My backyard in Witt Street, Tea Gardens is a place I remember well back in the 40s.1 There was no preschool so I spent plenty of time making cubby houses with empty chaff bags hung around under the tank stand. I also wiggled under the house to explore. We relied on tank water, therefore we also had a backyard ‘dunny’ and luckily a back lane for the pan man to access.
A chook yard came in handy but canny foxes dug under the fence requiring a barrier of wire mesh or tin to be extended below. The chook droppings were good for the veggie garden, another handy feature with our town being rather isolated in those times.
With an elevated tank stand, a ‘Southern Cross’ windmill and a spear point to take advantage of bore water the garden was safe. In the forties many food items were scarce due to the war so that is possibly why we had a cow and calf. After milking, the cow was allowed out to roam around the town, more fertiliser for gardens! A separator was used to gain the cream. Butter was made and the cream went well in the sponge or scones.
Although electricity arrived in 1939 people kept the fuel stoves they were familiar with. How things have changed! The big wooden box our Kelvinator arrived in became a beaut doll’s house, that was in 1943. The ice chest was no longer needed.

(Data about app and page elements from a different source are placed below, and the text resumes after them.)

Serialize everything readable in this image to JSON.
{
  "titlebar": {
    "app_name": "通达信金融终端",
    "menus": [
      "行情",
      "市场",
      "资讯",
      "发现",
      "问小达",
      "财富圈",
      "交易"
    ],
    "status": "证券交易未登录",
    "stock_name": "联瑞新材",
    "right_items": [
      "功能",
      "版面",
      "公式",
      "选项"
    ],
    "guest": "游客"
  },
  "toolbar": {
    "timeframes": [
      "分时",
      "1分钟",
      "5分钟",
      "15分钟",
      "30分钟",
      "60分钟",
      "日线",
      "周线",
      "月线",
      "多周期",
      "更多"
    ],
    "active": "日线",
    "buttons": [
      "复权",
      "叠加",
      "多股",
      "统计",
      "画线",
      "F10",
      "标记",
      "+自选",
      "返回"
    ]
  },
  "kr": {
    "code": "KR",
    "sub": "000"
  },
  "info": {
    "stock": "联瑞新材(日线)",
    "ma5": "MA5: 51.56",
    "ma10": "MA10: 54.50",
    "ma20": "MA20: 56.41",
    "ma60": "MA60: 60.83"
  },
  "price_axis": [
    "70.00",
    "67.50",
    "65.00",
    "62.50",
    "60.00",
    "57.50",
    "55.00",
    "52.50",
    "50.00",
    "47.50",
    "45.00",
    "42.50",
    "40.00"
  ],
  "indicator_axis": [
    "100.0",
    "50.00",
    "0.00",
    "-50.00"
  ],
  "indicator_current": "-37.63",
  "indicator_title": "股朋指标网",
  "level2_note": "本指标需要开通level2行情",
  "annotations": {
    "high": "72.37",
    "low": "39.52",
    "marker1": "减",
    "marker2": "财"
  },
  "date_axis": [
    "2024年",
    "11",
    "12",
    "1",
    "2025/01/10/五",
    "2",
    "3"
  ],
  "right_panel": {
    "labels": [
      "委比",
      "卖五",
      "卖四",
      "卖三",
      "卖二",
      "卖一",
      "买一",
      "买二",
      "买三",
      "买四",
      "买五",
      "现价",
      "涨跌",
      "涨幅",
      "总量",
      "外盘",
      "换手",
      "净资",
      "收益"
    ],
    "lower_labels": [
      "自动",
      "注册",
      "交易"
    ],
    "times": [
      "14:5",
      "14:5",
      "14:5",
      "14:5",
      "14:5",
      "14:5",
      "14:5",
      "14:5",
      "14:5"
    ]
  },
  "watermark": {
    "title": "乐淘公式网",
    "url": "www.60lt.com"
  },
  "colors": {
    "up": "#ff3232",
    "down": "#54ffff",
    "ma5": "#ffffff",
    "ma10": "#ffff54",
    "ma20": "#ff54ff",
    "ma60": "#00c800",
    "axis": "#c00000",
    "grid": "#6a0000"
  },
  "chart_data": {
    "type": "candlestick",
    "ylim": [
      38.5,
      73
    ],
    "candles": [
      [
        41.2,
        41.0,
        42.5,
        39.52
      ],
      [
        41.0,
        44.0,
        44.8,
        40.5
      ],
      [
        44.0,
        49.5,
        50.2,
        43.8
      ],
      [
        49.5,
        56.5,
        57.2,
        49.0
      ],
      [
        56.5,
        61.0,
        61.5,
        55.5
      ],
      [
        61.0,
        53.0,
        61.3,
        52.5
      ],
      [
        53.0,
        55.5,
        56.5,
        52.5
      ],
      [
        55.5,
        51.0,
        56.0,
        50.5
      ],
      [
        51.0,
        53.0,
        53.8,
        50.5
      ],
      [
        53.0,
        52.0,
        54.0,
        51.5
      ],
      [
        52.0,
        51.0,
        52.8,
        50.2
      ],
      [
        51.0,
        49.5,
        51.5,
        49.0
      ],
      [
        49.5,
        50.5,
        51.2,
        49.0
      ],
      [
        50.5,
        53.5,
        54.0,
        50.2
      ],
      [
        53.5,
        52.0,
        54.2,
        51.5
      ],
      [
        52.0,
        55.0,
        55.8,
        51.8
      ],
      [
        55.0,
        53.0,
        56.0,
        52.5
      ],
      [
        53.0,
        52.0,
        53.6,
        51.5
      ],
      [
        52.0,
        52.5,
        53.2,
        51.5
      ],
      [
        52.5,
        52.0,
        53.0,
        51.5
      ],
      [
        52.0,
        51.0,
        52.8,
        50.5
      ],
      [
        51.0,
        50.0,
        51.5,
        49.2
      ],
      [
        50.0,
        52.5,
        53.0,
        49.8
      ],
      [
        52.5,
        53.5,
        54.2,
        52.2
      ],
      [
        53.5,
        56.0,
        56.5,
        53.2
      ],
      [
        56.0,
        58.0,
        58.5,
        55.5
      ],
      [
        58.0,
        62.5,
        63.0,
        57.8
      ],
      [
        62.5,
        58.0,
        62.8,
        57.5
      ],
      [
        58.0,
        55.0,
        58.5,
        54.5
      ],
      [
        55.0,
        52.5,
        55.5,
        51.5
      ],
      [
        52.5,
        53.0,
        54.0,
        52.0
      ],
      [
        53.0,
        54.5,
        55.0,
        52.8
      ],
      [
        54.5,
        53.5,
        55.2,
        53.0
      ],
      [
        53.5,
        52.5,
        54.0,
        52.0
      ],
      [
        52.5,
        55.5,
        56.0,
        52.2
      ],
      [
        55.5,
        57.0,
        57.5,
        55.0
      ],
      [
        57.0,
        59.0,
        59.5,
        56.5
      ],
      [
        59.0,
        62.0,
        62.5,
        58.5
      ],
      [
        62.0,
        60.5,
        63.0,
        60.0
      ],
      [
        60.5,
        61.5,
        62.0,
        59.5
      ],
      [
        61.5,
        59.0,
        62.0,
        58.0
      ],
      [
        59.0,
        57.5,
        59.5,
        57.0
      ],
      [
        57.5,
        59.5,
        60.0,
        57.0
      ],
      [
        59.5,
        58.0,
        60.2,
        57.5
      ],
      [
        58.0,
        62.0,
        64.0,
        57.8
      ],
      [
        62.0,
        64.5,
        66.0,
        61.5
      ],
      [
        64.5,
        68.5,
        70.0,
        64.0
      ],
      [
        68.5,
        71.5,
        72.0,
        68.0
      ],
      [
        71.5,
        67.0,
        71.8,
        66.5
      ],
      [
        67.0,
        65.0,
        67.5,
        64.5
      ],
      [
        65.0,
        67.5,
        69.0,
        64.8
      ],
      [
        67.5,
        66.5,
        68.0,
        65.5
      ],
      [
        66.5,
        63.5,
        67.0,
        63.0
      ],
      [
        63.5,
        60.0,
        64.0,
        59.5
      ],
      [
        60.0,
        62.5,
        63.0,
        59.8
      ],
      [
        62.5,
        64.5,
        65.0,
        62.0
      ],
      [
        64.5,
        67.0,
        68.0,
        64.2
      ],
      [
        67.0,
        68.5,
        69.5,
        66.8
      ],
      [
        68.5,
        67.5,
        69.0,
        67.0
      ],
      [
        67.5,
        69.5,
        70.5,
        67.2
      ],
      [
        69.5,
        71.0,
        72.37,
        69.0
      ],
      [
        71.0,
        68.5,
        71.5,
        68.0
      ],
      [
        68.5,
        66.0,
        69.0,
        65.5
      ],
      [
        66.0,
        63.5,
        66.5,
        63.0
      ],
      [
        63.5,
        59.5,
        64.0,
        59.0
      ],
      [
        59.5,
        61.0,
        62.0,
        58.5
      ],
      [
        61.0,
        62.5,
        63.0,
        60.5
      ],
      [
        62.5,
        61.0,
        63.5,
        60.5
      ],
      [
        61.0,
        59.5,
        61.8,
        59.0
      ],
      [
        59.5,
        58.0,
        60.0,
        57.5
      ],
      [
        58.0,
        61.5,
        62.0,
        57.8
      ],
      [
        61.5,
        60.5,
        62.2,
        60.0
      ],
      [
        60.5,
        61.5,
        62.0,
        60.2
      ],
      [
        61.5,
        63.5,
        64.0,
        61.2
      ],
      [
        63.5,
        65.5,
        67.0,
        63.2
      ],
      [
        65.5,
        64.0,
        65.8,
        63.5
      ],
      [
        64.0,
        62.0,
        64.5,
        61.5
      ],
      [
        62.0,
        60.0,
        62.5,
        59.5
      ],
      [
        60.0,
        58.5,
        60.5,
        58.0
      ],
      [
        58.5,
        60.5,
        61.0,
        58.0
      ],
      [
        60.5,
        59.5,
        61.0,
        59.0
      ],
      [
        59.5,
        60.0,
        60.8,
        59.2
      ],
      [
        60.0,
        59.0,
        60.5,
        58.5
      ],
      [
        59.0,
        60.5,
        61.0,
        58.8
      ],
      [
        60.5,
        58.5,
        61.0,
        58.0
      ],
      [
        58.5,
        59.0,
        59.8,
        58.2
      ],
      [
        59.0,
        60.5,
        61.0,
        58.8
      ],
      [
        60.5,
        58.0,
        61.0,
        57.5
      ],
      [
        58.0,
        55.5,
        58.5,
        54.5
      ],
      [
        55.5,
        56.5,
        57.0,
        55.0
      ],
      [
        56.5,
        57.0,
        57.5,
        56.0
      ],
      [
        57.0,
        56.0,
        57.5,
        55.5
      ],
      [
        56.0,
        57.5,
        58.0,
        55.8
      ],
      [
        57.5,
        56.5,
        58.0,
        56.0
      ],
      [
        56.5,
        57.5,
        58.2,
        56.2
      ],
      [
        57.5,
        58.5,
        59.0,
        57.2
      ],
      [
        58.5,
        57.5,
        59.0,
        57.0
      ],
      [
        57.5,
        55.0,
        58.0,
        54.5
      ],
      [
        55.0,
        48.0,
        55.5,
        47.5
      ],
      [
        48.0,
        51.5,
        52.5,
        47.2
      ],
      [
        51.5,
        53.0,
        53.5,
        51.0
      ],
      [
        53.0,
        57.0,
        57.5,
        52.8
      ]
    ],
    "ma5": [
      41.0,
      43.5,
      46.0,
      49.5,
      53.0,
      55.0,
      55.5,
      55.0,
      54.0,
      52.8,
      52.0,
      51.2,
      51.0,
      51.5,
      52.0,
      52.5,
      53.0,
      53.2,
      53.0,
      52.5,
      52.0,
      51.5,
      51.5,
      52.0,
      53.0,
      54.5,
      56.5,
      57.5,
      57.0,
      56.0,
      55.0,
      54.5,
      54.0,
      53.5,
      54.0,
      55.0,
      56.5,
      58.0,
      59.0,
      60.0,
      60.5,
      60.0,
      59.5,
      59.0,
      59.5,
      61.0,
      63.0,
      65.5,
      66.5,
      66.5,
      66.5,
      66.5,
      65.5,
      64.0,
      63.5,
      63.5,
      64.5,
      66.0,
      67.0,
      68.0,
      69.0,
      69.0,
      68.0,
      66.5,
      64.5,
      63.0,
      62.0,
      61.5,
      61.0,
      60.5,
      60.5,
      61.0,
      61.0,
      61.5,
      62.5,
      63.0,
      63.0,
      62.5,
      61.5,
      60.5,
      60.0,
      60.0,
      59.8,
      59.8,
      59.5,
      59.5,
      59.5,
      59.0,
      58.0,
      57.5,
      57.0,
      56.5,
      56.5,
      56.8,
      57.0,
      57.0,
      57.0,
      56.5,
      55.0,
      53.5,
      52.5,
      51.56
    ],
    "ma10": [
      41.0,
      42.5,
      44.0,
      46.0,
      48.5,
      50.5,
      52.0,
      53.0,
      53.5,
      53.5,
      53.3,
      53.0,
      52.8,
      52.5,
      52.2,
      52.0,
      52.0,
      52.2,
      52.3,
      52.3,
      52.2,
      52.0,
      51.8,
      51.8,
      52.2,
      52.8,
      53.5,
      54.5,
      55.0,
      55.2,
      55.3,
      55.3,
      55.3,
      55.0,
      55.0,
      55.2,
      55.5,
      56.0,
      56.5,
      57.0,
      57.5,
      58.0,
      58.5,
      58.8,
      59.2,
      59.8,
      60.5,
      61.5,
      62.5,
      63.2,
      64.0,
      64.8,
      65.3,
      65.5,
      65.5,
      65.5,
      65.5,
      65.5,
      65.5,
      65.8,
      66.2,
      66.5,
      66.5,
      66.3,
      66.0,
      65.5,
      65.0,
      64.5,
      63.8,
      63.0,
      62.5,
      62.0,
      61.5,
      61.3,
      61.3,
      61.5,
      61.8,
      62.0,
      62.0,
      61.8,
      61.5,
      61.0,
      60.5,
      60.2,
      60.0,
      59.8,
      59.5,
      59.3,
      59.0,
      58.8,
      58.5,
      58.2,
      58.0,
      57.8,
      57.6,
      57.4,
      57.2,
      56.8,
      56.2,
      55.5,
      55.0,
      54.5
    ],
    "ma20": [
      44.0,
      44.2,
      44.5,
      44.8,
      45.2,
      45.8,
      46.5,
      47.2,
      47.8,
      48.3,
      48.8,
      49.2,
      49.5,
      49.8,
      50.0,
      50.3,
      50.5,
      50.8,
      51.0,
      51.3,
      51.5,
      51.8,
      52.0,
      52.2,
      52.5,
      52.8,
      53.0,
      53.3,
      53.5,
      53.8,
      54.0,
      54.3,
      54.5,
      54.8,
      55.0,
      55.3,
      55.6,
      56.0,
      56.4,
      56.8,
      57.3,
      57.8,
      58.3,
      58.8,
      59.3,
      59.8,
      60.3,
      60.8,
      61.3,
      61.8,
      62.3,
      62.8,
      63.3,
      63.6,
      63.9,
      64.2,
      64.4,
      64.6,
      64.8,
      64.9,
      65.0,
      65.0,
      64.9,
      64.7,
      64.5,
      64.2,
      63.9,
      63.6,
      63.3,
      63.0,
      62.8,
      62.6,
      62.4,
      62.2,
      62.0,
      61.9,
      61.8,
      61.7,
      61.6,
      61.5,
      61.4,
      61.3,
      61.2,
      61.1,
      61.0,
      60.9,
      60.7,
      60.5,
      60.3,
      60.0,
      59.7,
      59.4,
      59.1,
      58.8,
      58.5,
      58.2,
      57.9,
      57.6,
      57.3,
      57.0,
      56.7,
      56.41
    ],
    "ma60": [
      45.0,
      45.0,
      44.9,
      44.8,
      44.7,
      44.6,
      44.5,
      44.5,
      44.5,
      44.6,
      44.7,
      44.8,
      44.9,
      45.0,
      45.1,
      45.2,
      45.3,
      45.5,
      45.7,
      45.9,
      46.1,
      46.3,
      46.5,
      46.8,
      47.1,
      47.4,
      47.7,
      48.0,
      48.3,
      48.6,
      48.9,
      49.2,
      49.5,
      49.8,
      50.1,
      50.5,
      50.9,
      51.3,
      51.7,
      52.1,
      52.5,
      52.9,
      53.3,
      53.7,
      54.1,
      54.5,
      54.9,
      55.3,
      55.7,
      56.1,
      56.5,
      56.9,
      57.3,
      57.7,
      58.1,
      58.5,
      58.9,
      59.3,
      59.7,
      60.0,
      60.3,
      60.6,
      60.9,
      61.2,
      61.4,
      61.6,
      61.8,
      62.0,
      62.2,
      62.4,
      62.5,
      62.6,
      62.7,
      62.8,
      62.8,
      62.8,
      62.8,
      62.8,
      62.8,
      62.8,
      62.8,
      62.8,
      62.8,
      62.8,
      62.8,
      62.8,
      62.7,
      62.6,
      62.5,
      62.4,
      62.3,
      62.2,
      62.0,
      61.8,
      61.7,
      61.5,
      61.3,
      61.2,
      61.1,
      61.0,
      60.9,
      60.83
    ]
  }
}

Author: Anne Johnson (nee Ringland)
1 Dungog Chronicle, 28 May 1946, 3; Daily Telegraph, 21 September 1947, 4.